Tomorrow, if there’s a newbie I’ll help welcome them. I’ll ask Brian (who has leukaemia) if his transfusions helped last time. I’ll check how his wife is doing; whether the pacemaker surgery she was having while he was stuck in camp went well.  I’ll take along some boiled sweets to offer my fellow campers and I’ll tell them jokes about frightening our postman. In between times I guess I’ll be having those big syringes again. 5FU, the red devil and cyclophosphamide. Plus  some dexamethasone and aprepitant.  And after a few hours camping will be over.  I’ll be on my way back home for three weeks and I’ll be worshiping every minute. Even the dodgy ones.

You see, the cancer, the chemo and everything that goes along with it is all too real. But I refuse to accept that it all has to be awful.

What shall I do today?

Well I won’t be getting bored because its needle time again. I need to get my blood checked to find out whether I have enough neutrophils to allow FEC2 to go ahead tomorrow. My red blood cells, platelets and liver function also get checked.

It’s fortunate that I don’t have blood or needle phobias because I’d be in a permanent state of terror if I did. That said, I dread having blood taken because my veins go into hiding and when they eventually come out, they’re flimsy, thin and easily punctured. Maroon, deep purple and mauve hues don’t flatter my ghost white skin tone. And besides that, intracellular bleeding and hematoma is bloody painful. Fingers crossed for a big juicy vein this morning and a phlebotomist with flair.

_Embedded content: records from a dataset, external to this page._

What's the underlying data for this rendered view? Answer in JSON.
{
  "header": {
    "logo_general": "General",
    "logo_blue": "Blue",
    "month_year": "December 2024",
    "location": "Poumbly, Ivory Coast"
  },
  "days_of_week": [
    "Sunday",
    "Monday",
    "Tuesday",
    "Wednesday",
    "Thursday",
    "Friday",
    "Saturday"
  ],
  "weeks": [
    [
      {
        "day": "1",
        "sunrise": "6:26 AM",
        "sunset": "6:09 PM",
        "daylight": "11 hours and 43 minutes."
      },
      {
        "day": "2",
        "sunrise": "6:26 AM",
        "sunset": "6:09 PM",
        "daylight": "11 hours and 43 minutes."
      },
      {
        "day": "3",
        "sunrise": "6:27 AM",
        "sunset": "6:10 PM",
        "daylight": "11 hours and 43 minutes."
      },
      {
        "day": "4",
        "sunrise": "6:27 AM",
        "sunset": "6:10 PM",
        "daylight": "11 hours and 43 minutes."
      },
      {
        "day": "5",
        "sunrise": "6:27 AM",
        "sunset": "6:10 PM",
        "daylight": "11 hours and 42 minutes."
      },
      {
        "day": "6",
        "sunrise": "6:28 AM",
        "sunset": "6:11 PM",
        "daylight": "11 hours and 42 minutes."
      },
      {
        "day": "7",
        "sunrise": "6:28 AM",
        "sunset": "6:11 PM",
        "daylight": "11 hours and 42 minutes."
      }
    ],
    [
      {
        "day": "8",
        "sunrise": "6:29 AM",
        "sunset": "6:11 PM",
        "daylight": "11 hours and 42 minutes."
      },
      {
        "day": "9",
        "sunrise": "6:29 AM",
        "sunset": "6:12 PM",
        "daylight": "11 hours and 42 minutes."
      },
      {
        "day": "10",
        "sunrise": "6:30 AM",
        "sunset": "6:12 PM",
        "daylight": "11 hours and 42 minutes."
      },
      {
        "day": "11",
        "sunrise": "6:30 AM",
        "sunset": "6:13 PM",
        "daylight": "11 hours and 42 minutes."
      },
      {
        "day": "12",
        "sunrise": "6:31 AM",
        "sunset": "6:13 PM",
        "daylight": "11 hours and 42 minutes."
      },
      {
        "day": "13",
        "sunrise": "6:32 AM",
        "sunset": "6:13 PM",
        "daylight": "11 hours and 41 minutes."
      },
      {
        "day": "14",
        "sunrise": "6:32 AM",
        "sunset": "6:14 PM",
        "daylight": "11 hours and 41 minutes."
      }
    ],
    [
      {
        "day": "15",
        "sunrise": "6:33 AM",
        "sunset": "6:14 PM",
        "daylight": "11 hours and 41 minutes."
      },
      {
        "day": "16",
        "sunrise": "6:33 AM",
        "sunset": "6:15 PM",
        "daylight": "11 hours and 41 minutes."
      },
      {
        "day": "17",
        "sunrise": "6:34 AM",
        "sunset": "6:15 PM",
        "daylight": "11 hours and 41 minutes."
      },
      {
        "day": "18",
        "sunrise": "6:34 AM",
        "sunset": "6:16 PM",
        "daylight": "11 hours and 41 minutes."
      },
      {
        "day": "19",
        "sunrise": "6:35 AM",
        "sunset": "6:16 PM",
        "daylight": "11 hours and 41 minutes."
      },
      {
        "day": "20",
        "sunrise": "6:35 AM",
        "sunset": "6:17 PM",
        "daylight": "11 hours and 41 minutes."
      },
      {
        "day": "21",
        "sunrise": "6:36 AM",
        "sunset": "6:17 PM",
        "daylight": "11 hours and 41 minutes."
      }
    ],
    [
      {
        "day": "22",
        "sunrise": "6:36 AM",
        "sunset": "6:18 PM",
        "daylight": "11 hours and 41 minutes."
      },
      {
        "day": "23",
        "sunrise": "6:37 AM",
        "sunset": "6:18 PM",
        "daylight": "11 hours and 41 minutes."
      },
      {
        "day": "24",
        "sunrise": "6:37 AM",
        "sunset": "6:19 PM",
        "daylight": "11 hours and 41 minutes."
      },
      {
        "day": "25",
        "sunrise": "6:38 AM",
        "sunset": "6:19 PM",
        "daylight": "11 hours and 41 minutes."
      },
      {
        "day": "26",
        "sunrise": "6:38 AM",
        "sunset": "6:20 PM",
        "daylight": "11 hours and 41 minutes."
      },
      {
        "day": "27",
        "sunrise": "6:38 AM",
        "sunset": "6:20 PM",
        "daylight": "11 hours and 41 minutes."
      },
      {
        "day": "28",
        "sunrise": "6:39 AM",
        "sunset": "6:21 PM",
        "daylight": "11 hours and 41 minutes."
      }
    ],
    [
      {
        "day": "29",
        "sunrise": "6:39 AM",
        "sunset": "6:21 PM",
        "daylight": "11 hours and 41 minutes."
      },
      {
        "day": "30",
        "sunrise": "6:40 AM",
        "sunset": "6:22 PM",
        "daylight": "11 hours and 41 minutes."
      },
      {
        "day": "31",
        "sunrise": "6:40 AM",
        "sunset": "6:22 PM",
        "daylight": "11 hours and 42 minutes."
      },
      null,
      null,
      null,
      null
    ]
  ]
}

As well as donating more blood samples to the vein-sucking vampires, I have to drink a lot of fluids today in preparation for tomorrow. I’d like to aid my fluid intake by having a Keith Floyd food fiesta, rustling up some mouth-watering Mediterranean munchies while working my way through a bottle of Barbaresco Minuto tu Felice. It’s not going to happen though. Alcohol is off-limits this evening and most evenings for the foreseeable future. I’ve given up almost all my vices over the past 6 months so am in danger of becoming a paragon of virtue. I say almost because I haven’t given up swearing and can’t see that happening anytime soon.

I should also confess that my halo slipped just a little this weekend. The extended Willis clan went for a delicious Indian meal with very dear friends in advance of my upcoming week of unpleasantries. We had a wonderful time and it gave us all a welcome escape from everything else we have to contend with. Mr & Mrs M, you are extraordinarily lovely people who are immensely kind to us, we appreciate your help and support very, very much. And I can’t fail to mention that the opportunity to have Indian food was especially welcomed by hungry student J, who is the only living person composed of 73% chicken tikka, 7% pilau rice and 20% water.